Task instructions:
Using the data below, copy each line that includes the word "close".

Dataset rows for apps and sites:

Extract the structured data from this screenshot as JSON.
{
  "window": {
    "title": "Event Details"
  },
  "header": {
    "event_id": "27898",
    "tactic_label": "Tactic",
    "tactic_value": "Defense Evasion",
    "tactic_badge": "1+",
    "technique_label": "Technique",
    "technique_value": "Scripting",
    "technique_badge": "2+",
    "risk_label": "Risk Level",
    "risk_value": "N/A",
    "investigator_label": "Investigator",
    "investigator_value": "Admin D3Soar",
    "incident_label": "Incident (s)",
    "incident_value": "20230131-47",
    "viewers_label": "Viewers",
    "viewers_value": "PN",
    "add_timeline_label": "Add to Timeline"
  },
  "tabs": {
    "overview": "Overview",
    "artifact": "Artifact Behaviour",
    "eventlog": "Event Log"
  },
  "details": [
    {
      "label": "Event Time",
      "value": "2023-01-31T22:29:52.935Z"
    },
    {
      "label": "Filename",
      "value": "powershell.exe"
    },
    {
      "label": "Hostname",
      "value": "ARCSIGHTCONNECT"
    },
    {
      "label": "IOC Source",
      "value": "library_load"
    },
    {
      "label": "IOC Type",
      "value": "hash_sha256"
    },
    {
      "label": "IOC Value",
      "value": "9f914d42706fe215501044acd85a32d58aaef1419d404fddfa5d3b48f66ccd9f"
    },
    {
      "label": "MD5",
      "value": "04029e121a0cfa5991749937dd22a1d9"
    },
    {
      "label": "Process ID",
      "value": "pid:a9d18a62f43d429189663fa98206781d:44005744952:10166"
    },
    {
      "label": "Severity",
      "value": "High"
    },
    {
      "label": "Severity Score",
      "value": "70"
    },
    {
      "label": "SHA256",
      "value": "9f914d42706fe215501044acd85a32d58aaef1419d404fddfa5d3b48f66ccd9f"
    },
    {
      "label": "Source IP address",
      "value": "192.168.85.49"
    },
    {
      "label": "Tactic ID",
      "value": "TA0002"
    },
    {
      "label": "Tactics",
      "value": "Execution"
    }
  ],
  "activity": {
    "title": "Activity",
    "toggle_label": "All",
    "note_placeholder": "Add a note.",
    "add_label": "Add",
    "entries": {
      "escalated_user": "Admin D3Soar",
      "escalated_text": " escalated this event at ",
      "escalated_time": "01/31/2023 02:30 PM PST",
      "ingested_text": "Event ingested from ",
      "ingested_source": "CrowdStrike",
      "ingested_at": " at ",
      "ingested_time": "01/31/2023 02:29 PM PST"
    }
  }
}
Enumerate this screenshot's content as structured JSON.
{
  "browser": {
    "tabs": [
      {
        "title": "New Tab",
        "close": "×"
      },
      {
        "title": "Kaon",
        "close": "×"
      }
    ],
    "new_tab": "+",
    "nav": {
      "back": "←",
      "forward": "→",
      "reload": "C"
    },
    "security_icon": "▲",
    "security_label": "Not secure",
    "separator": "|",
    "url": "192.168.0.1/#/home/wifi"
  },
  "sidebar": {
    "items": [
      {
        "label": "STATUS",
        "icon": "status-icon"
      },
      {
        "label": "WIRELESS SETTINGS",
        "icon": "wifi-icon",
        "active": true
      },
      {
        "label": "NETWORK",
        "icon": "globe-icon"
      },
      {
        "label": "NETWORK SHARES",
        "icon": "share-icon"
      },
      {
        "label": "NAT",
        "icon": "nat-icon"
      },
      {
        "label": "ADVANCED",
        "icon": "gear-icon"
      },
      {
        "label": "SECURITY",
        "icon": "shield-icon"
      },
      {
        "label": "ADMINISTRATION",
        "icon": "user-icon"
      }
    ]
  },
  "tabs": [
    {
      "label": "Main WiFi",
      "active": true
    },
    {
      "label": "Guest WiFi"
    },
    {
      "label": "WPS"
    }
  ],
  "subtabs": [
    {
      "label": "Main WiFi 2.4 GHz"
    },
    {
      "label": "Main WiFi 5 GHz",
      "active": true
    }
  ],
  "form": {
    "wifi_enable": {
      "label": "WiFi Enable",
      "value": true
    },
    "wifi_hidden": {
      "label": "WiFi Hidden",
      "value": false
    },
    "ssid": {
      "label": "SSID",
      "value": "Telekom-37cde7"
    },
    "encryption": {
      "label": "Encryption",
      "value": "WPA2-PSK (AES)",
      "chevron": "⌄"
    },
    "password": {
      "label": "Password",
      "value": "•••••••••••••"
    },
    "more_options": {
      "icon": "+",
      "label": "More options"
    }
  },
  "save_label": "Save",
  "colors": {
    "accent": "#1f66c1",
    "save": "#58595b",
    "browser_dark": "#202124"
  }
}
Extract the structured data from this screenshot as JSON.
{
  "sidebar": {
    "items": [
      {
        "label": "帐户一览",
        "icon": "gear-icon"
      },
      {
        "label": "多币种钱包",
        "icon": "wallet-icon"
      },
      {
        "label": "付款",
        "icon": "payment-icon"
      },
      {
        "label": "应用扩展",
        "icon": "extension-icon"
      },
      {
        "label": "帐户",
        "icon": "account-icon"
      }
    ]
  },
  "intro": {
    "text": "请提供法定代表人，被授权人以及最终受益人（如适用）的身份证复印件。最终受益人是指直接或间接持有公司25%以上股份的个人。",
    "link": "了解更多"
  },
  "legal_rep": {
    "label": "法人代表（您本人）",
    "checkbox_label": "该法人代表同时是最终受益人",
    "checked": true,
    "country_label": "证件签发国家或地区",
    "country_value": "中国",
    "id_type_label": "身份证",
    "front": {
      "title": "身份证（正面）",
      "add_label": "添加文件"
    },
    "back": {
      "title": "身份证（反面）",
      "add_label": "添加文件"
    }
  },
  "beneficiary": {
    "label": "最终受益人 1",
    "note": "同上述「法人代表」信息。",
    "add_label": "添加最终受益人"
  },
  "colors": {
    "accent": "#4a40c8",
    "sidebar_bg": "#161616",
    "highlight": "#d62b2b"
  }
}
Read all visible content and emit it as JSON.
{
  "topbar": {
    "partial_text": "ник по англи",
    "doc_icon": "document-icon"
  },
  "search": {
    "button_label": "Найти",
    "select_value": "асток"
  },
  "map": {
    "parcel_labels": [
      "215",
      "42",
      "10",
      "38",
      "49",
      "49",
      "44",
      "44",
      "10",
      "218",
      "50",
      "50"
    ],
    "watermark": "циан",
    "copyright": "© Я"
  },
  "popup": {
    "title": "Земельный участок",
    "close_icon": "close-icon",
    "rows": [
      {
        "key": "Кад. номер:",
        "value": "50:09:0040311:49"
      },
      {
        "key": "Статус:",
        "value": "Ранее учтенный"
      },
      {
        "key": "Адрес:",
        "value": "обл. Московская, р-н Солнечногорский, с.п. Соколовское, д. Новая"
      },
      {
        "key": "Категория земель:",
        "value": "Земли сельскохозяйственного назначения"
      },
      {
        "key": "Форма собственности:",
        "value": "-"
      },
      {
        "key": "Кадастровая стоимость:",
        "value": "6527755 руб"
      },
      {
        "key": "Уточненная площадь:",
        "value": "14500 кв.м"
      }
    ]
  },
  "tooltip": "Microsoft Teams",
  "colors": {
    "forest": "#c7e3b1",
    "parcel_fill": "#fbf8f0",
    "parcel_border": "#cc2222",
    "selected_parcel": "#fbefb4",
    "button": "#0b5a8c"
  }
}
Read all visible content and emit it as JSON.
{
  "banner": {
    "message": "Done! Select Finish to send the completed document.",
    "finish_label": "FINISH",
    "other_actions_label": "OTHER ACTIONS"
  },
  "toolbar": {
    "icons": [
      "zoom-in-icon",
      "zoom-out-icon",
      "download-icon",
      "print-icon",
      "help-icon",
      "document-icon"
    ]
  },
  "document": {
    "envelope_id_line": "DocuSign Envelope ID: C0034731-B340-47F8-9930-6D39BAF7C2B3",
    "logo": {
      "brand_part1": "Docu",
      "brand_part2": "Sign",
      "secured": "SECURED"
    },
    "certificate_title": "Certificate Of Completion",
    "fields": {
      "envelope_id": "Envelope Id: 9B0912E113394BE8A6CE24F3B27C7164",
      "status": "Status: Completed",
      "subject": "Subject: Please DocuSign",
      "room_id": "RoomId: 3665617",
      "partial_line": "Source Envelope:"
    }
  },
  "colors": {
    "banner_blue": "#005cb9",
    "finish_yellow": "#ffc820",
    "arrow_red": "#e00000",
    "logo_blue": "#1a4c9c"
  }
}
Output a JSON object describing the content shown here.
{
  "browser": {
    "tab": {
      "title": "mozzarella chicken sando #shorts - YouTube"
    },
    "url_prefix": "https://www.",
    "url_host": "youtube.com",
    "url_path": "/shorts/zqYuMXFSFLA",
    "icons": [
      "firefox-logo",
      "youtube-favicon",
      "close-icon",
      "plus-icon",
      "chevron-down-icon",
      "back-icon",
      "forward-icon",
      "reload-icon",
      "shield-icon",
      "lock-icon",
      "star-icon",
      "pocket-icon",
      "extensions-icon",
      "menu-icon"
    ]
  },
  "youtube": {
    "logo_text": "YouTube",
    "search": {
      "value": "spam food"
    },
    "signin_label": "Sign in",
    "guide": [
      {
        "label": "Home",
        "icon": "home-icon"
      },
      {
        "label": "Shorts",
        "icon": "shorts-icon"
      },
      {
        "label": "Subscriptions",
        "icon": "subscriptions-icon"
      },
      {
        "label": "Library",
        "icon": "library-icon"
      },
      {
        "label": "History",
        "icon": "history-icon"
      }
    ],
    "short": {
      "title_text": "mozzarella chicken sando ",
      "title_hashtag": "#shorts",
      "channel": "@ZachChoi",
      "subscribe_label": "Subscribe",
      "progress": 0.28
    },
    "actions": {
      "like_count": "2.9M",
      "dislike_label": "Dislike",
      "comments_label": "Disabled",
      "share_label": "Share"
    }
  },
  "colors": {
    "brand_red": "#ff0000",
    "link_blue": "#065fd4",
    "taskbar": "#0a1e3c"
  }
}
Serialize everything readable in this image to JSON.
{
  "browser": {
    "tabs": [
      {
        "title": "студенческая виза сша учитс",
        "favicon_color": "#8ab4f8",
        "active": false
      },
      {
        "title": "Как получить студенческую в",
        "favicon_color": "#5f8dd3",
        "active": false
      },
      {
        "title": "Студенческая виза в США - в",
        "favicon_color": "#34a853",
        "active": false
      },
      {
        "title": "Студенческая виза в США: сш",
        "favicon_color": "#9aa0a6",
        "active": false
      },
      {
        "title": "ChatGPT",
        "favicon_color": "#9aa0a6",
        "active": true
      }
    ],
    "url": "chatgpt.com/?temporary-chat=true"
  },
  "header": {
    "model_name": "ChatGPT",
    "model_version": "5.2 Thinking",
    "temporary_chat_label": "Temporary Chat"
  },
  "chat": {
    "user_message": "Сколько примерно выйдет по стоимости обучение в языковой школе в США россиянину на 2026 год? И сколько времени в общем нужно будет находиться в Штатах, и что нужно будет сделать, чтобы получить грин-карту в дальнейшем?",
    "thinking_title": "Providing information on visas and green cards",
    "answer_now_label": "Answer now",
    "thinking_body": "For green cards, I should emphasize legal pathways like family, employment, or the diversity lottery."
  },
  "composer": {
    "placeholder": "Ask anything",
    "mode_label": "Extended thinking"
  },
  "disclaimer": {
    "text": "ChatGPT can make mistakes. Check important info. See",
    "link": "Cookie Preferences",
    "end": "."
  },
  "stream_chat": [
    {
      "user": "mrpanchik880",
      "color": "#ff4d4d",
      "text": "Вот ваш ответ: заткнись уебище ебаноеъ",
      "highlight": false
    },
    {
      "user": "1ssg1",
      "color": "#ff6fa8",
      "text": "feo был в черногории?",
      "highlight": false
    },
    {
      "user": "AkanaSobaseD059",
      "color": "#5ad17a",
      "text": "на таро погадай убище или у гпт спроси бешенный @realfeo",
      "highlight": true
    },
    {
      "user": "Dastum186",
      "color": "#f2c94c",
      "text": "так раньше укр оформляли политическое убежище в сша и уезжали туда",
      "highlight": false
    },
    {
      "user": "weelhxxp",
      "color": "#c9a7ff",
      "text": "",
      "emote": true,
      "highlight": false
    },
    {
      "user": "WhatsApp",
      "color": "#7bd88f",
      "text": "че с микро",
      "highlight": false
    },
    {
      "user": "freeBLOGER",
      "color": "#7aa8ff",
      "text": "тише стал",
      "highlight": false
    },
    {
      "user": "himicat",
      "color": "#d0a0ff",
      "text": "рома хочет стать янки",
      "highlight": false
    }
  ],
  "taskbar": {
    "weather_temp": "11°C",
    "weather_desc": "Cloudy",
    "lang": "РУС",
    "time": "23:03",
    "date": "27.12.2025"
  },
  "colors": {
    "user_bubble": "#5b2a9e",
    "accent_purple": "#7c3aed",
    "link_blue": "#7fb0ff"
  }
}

Answer to this problem:
        "close": "×"
        "close": "×"
    "close_icon": "close-icon",
      "close-icon",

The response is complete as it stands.